Wherever a line of the listing holds the string "photo", copy that line.

#####

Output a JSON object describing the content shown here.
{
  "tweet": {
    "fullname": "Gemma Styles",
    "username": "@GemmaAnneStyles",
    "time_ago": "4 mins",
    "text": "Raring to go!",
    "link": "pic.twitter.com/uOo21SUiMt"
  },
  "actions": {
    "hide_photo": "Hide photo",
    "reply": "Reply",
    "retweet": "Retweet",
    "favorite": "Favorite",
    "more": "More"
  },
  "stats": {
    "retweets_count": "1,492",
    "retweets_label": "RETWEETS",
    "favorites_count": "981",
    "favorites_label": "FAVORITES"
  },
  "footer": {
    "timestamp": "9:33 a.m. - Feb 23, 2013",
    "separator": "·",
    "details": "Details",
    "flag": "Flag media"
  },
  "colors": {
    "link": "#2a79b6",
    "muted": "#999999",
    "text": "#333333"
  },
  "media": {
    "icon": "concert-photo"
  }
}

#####

• [OUTPUT BELOW]:
    "hide_photo": "Hide photo",
    "icon": "concert-photo"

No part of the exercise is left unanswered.